◆ **ASSIGNMENT**
Would you restate every entry below word for word? Leave out the pictures.

*** Opening INPUT MATERIAL ***

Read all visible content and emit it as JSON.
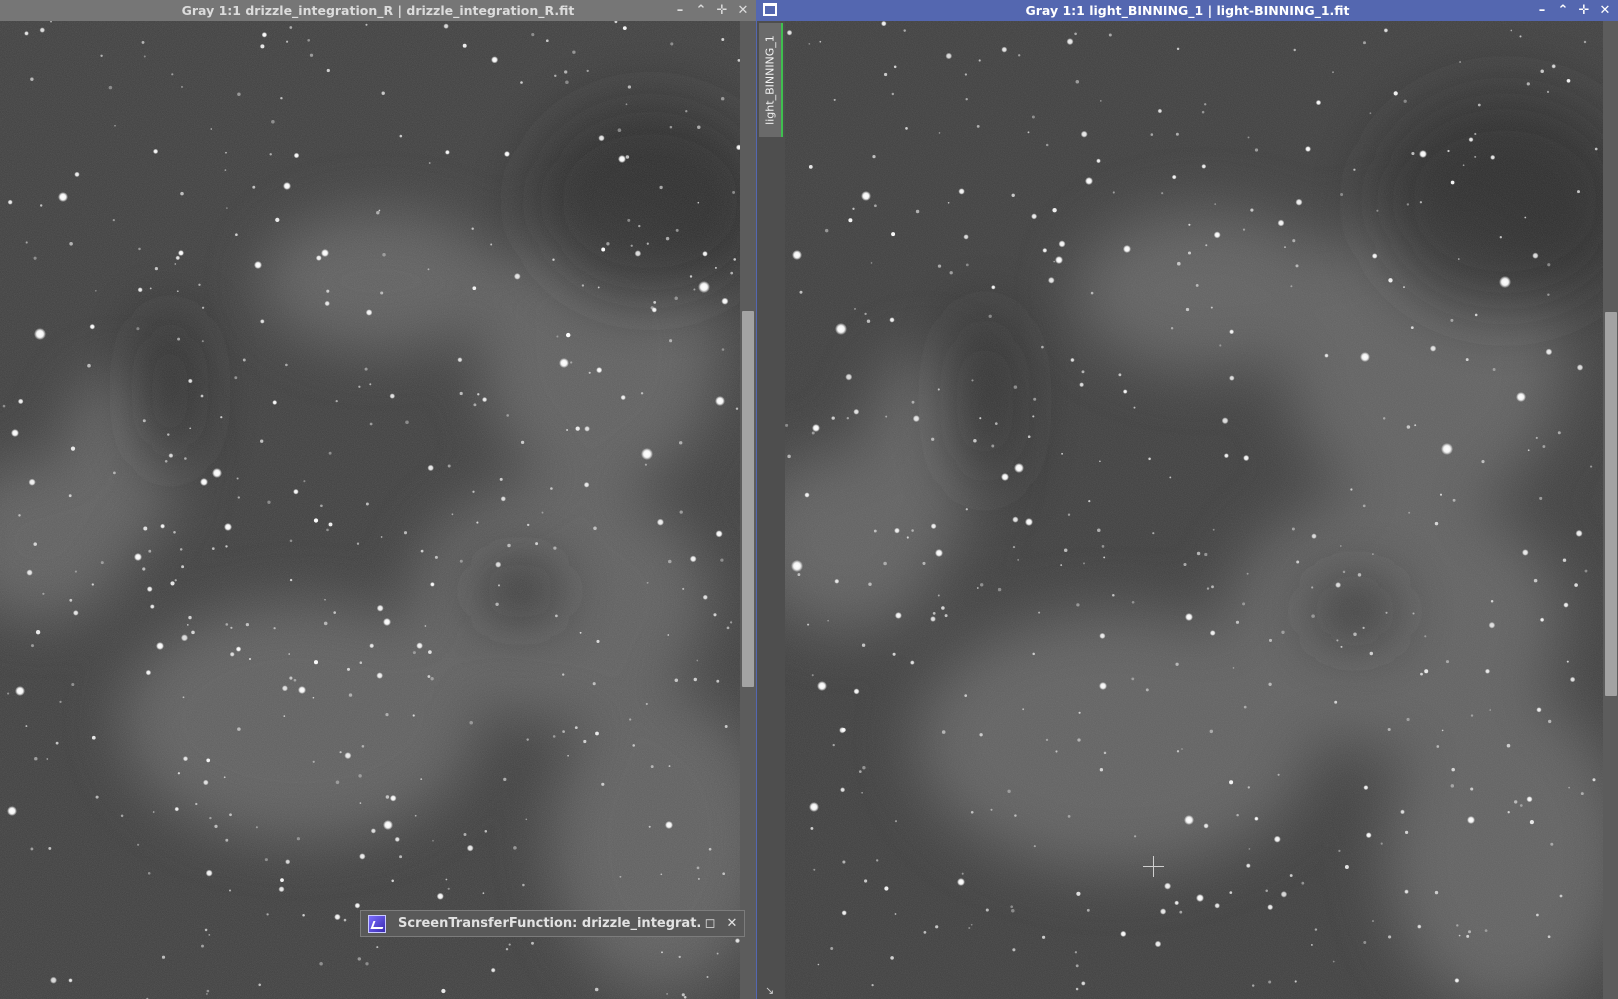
{
  "windows": {
    "left": {
      "title": "Gray 1:1 drizzle_integration_R | drizzle_integration_R.fit",
      "controls": [
        "–",
        "⌃",
        "✛",
        "✕"
      ],
      "bg": "#3a3a3a"
    },
    "right": {
      "title": "Gray 1:1 light_BINNING_1 | light-BINNING_1.fit",
      "side_tab_label": "light_BINNING_1",
      "controls": [
        "–",
        "⌃",
        "✛",
        "✕"
      ],
      "bg": "#3c3c3c",
      "accent": "#5467b0"
    }
  },
  "stf_bar": {
    "label": "ScreenTransferFunction: drizzle_integrat...",
    "controls": [
      "◻",
      "✕"
    ]
  },
  "icons": {
    "window": "window-icon",
    "minimize": "minimize-icon",
    "shade": "shade-icon",
    "maximize": "maximize-icon",
    "close": "close-icon",
    "stf": "stf-icon",
    "cursor": "crosshair-cursor"
  }
}
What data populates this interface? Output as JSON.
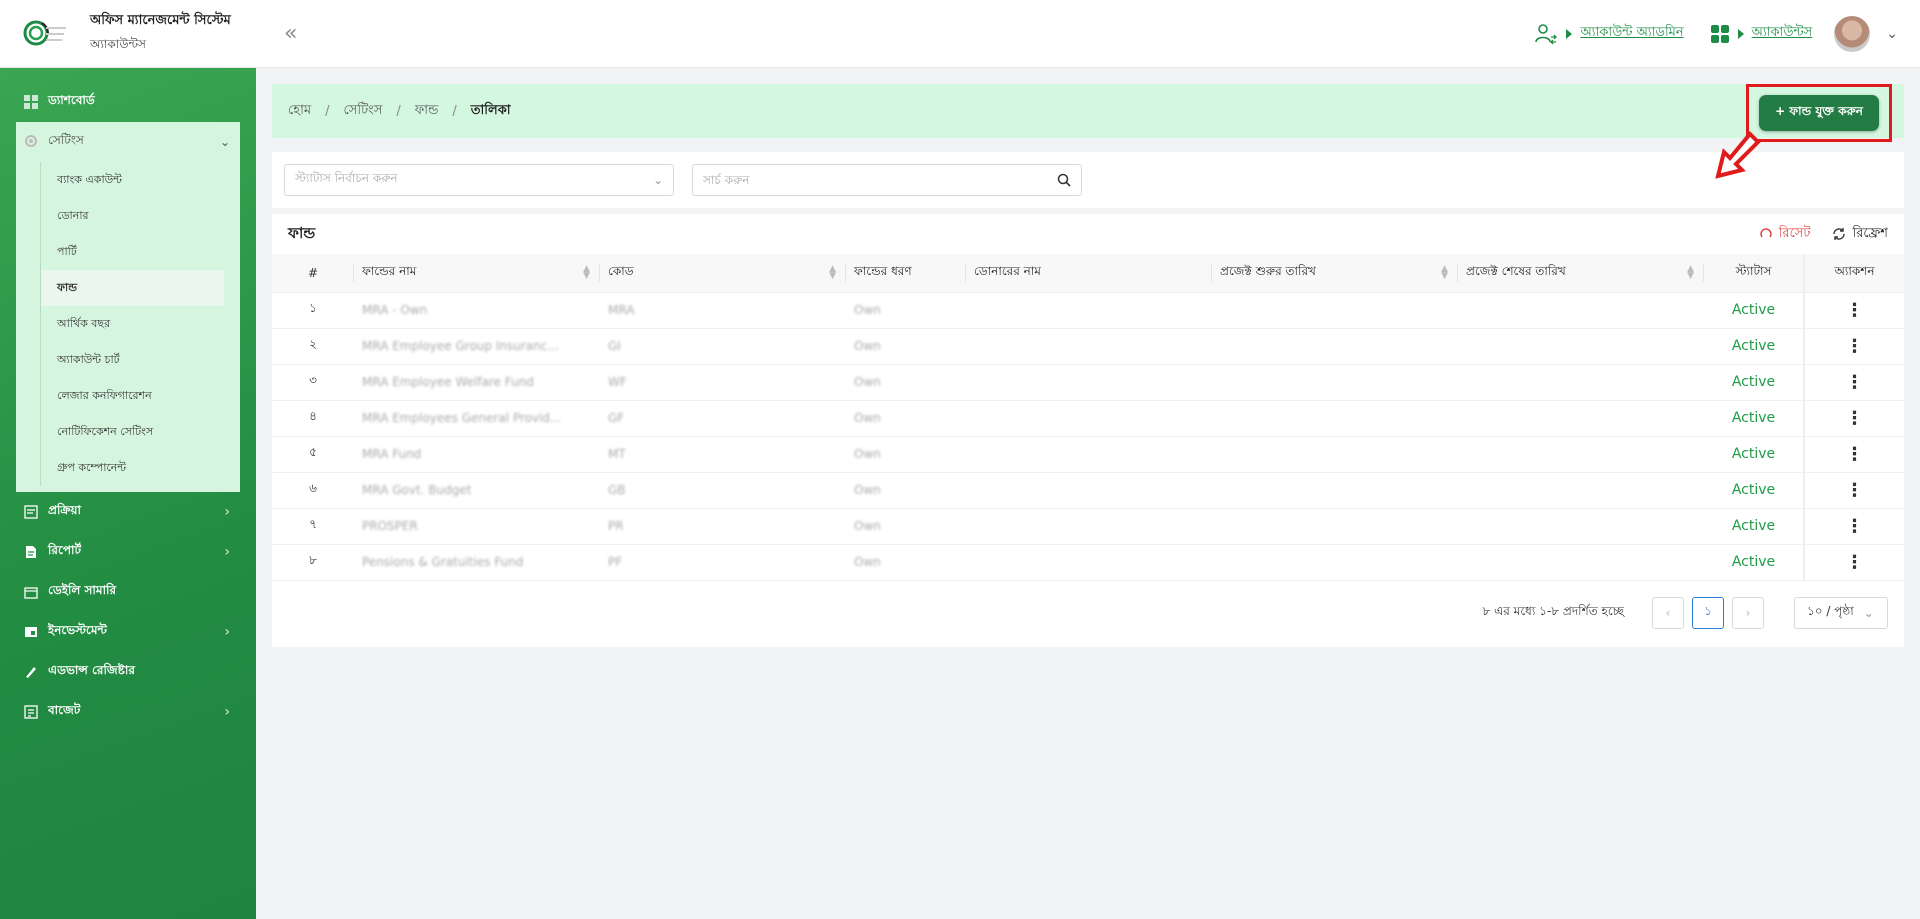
{
  "header": {
    "title": "অফিস ম্যানেজমেন্ট সিস্টেম",
    "subtitle": "অ্যাকাউন্টস",
    "collapse_icon": "double-chevron-left-icon",
    "account_admin": "অ্যাকাউন্ট অ্যাডমিন",
    "accounts": "অ্যাকাউন্টস"
  },
  "sidebar": {
    "items": [
      {
        "label": "ড্যাশবোর্ড",
        "icon": "dashboard-icon"
      },
      {
        "label": "প্রক্রিয়া",
        "icon": "process-icon"
      },
      {
        "label": "রিপোর্ট",
        "icon": "report-icon"
      },
      {
        "label": "ডেইলি সামারি",
        "icon": "daily-summary-icon"
      },
      {
        "label": "ইনভেস্টমেন্ট",
        "icon": "investment-icon"
      },
      {
        "label": "এডভান্স রেজিষ্টার",
        "icon": "advance-register-icon"
      },
      {
        "label": "বাজেট",
        "icon": "budget-icon"
      }
    ],
    "settings": {
      "label": "সেটিংস",
      "sub": [
        "ব্যাংক একাউন্ট",
        "ডোনার",
        "পার্টি",
        "ফান্ড",
        "আর্থিক বছর",
        "অ্যাকাউন্ট চার্ট",
        "লেজার কনফিগারেশন",
        "নোটিফিকেশন সেটিংস",
        "গ্রুপ কম্পোনেন্ট"
      ]
    }
  },
  "breadcrumb": [
    "হোম",
    "সেটিংস",
    "ফান্ড",
    "তালিকা"
  ],
  "add_button": "+ ফান্ড যুক্ত করুন",
  "filters": {
    "status_placeholder": "স্ট্যাটাস নির্বাচন করুন",
    "search_placeholder": "সার্চ করুন"
  },
  "table": {
    "title": "ফান্ড",
    "reset": "রিসেট",
    "refresh": "রিফ্রেশ",
    "columns": [
      "#",
      "ফান্ডের নাম",
      "কোড",
      "ফান্ডের ধরণ",
      "ডোনারের নাম",
      "প্রজেক্ট শুরুর তারিখ",
      "প্রজেক্ট শেষের তারিখ",
      "স্ট্যাটাস",
      "অ্যাকশন"
    ],
    "rows": [
      {
        "n": "১",
        "name": "MRA - Own",
        "code": "MRA",
        "type": "Own",
        "status": "Active"
      },
      {
        "n": "২",
        "name": "MRA Employee Group Insuranc...",
        "code": "GI",
        "type": "Own",
        "status": "Active"
      },
      {
        "n": "৩",
        "name": "MRA Employee Welfare Fund",
        "code": "WF",
        "type": "Own",
        "status": "Active"
      },
      {
        "n": "৪",
        "name": "MRA Employees General Provid...",
        "code": "GF",
        "type": "Own",
        "status": "Active"
      },
      {
        "n": "৫",
        "name": "MRA Fund",
        "code": "MT",
        "type": "Own",
        "status": "Active"
      },
      {
        "n": "৬",
        "name": "MRA Govt. Budget",
        "code": "GB",
        "type": "Own",
        "status": "Active"
      },
      {
        "n": "৭",
        "name": "PROSPER",
        "code": "PR",
        "type": "Own",
        "status": "Active"
      },
      {
        "n": "৮",
        "name": "Pensions & Gratuities Fund",
        "code": "PF",
        "type": "Own",
        "status": "Active"
      }
    ]
  },
  "pagination": {
    "summary": "৮ এর মধ্যে ১-৮ প্রদর্শিত হচ্ছে",
    "current": "১",
    "per_page": "১০ / পৃষ্ঠা"
  },
  "colors": {
    "brand": "#237c43",
    "accent_text": "#1e8c45",
    "status_active": "#1e9c47",
    "highlight": "#e01b1b"
  }
}
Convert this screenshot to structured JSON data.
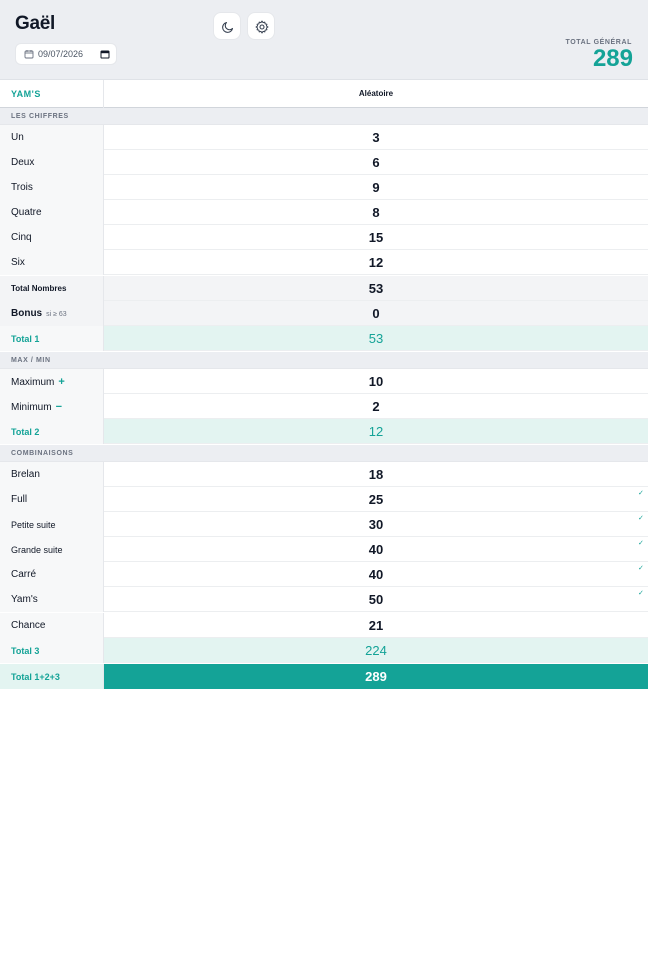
{
  "header": {
    "player_name": "Gaël",
    "date_value": "09/07/2026",
    "grand_total_label": "TOTAL GÉNÉRAL",
    "grand_total_value": "289"
  },
  "columns": {
    "game_label": "YAM'S",
    "mode_label": "Aléatoire"
  },
  "sections": {
    "chiffres": "LES CHIFFRES",
    "maxmin": "MAX / MIN",
    "combinaisons": "COMBINAISONS"
  },
  "chiffres": [
    {
      "label": "Un",
      "value": "3"
    },
    {
      "label": "Deux",
      "value": "6"
    },
    {
      "label": "Trois",
      "value": "9"
    },
    {
      "label": "Quatre",
      "value": "8"
    },
    {
      "label": "Cinq",
      "value": "15"
    },
    {
      "label": "Six",
      "value": "12"
    }
  ],
  "total_nombres": {
    "label": "Total Nombres",
    "value": "53"
  },
  "bonus": {
    "label": "Bonus",
    "hint": "si ≥ 63",
    "value": "0"
  },
  "total1": {
    "label": "Total 1",
    "value": "53"
  },
  "maxmin": {
    "maximum": {
      "label": "Maximum",
      "sign": "+",
      "value": "10"
    },
    "minimum": {
      "label": "Minimum",
      "sign": "−",
      "value": "2"
    }
  },
  "total2": {
    "label": "Total 2",
    "value": "12"
  },
  "combinaisons": [
    {
      "label": "Brelan",
      "value": "18",
      "check": ""
    },
    {
      "label": "Full",
      "value": "25",
      "check": "✓"
    },
    {
      "label": "Petite suite",
      "value": "30",
      "check": "✓"
    },
    {
      "label": "Grande suite",
      "value": "40",
      "check": "✓"
    },
    {
      "label": "Carré",
      "value": "40",
      "check": "✓"
    },
    {
      "label": "Yam's",
      "value": "50",
      "check": "✓"
    },
    {
      "label": "Chance",
      "value": "21",
      "check": ""
    }
  ],
  "total3": {
    "label": "Total 3",
    "value": "224"
  },
  "total_final": {
    "label": "Total 1+2+3",
    "value": "289"
  },
  "icons": {
    "calendar": "calendar-icon",
    "moon": "moon-icon",
    "gear": "gear-icon",
    "check": "check-icon"
  },
  "colors": {
    "accent": "#14a397",
    "total_bg": "#e3f4f1",
    "header_bg": "#eceef2"
  }
}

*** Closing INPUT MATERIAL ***

◆ **EXERCISE ANSWER**
Read all visible content and emit it as JSON.
{
  "windows": {
    "left": {
      "title": "Gray 1:1 drizzle_integration_R | drizzle_integration_R.fit",
      "controls": [
        "–",
        "⌃",
        "✛",
        "✕"
      ],
      "bg": "#3a3a3a"
    },
    "right": {
      "title": "Gray 1:1 light_BINNING_1 | light-BINNING_1.fit",
      "side_tab_label": "light_BINNING_1",
      "controls": [
        "–",
        "⌃",
        "✛",
        "✕"
      ],
      "bg": "#3c3c3c",
      "accent": "#5467b0"
    }
  },
  "stf_bar": {
    "label": "ScreenTransferFunction: drizzle_integrat...",
    "controls": [
      "◻",
      "✕"
    ]
  },
  "icons": {
    "window": "window-icon",
    "minimize": "minimize-icon",
    "shade": "shade-icon",
    "maximize": "maximize-icon",
    "close": "close-icon",
    "stf": "stf-icon",
    "cursor": "crosshair-cursor"
  }
}
What data populates this interface? Output as JSON.
{
  "header": {
    "title": "অফিস ম্যানেজমেন্ট সিস্টেম",
    "subtitle": "অ্যাকাউন্টস",
    "collapse_icon": "double-chevron-left-icon",
    "account_admin": "অ্যাকাউন্ট অ্যাডমিন",
    "accounts": "অ্যাকাউন্টস"
  },
  "sidebar": {
    "items": [
      {
        "label": "ড্যাশবোর্ড",
        "icon": "dashboard-icon"
      },
      {
        "label": "প্রক্রিয়া",
        "icon": "process-icon"
      },
      {
        "label": "রিপোর্ট",
        "icon": "report-icon"
      },
      {
        "label": "ডেইলি সামারি",
        "icon": "daily-summary-icon"
      },
      {
        "label": "ইনভেস্টমেন্ট",
        "icon": "investment-icon"
      },
      {
        "label": "এডভান্স রেজিষ্টার",
        "icon": "advance-register-icon"
      },
      {
        "label": "বাজেট",
        "icon": "budget-icon"
      }
    ],
    "settings": {
      "label": "সেটিংস",
      "sub": [
        "ব্যাংক একাউন্ট",
        "ডোনার",
        "পার্টি",
        "ফান্ড",
        "আর্থিক বছর",
        "অ্যাকাউন্ট চার্ট",
        "লেজার কনফিগারেশন",
        "নোটিফিকেশন সেটিংস",
        "গ্রুপ কম্পোনেন্ট"
      ]
    }
  },
  "breadcrumb": [
    "হোম",
    "সেটিংস",
    "ফান্ড",
    "তালিকা"
  ],
  "add_button": "+ ফান্ড যুক্ত করুন",
  "filters": {
    "status_placeholder": "স্ট্যাটাস নির্বাচন করুন",
    "search_placeholder": "সার্চ করুন"
  },
  "table": {
    "title": "ফান্ড",
    "reset": "রিসেট",
    "refresh": "রিফ্রেশ",
    "columns": [
      "#",
      "ফান্ডের নাম",
      "কোড",
      "ফান্ডের ধরণ",
      "ডোনারের নাম",
      "প্রজেক্ট শুরুর তারিখ",
      "প্রজেক্ট শেষের তারিখ",
      "স্ট্যাটাস",
      "অ্যাকশন"
    ],
    "rows": [
      {
        "n": "১",
        "name": "MRA - Own",
        "code": "MRA",
        "type": "Own",
        "status": "Active"
      },
      {
        "n": "২",
        "name": "MRA Employee Group Insuranc...",
        "code": "GI",
        "type": "Own",
        "status": "Active"
      },
      {
        "n": "৩",
        "name": "MRA Employee Welfare Fund",
        "code": "WF",
        "type": "Own",
        "status": "Active"
      },
      {
        "n": "৪",
        "name": "MRA Employees General Provid...",
        "code": "GF",
        "type": "Own",
        "status": "Active"
      },
      {
        "n": "৫",
        "name": "MRA Fund",
        "code": "MT",
        "type": "Own",
        "status": "Active"
      },
      {
        "n": "৬",
        "name": "MRA Govt. Budget",
        "code": "GB",
        "type": "Own",
        "status": "Active"
      },
      {
        "n": "৭",
        "name": "PROSPER",
        "code": "PR",
        "type": "Own",
        "status": "Active"
      },
      {
        "n": "৮",
        "name": "Pensions & Gratuities Fund",
        "code": "PF",
        "type": "Own",
        "status": "Active"
      }
    ]
  },
  "pagination": {
    "summary": "৮ এর মধ্যে ১-৮ প্রদর্শিত হচ্ছে",
    "current": "১",
    "per_page": "১০ / পৃষ্ঠা"
  },
  "colors": {
    "brand": "#237c43",
    "accent_text": "#1e8c45",
    "status_active": "#1e9c47",
    "highlight": "#e01b1b"
  }
}
Convert this screenshot to structured JSON data.
{
  "header": {
    "player_name": "Gaël",
    "date_value": "09/07/2026",
    "grand_total_label": "TOTAL GÉNÉRAL",
    "grand_total_value": "289"
  },
  "columns": {
    "game_label": "YAM'S",
    "mode_label": "Aléatoire"
  },
  "sections": {
    "chiffres": "LES CHIFFRES",
    "maxmin": "MAX / MIN",
    "combinaisons": "COMBINAISONS"
  },
  "chiffres": [
    {
      "label": "Un",
      "value": "3"
    },
    {
      "label": "Deux",
      "value": "6"
    },
    {
      "label": "Trois",
      "value": "9"
    },
    {
      "label": "Quatre",
      "value": "8"
    },
    {
      "label": "Cinq",
      "value": "15"
    },
    {
      "label": "Six",
      "value": "12"
    }
  ],
  "total_nombres": {
    "label": "Total Nombres",
    "value": "53"
  },
  "bonus": {
    "label": "Bonus",
    "hint": "si ≥ 63",
    "value": "0"
  },
  "total1": {
    "label": "Total 1",
    "value": "53"
  },
  "maxmin": {
    "maximum": {
      "label": "Maximum",
      "sign": "+",
      "value": "10"
    },
    "minimum": {
      "label": "Minimum",
      "sign": "−",
      "value": "2"
    }
  },
  "total2": {
    "label": "Total 2",
    "value": "12"
  },
  "combinaisons": [
    {
      "label": "Brelan",
      "value": "18",
      "check": ""
    },
    {
      "label": "Full",
      "value": "25",
      "check": "✓"
    },
    {
      "label": "Petite suite",
      "value": "30",
      "check": "✓"
    },
    {
      "label": "Grande suite",
      "value": "40",
      "check": "✓"
    },
    {
      "label": "Carré",
      "value": "40",
      "check": "✓"
    },
    {
      "label": "Yam's",
      "value": "50",
      "check": "✓"
    },
    {
      "label": "Chance",
      "value": "21",
      "check": ""
    }
  ],
  "total3": {
    "label": "Total 3",
    "value": "224"
  },
  "total_final": {
    "label": "Total 1+2+3",
    "value": "289"
  },
  "icons": {
    "calendar": "calendar-icon",
    "moon": "moon-icon",
    "gear": "gear-icon",
    "check": "check-icon"
  },
  "colors": {
    "accent": "#14a397",
    "total_bg": "#e3f4f1",
    "header_bg": "#eceef2"
  }
}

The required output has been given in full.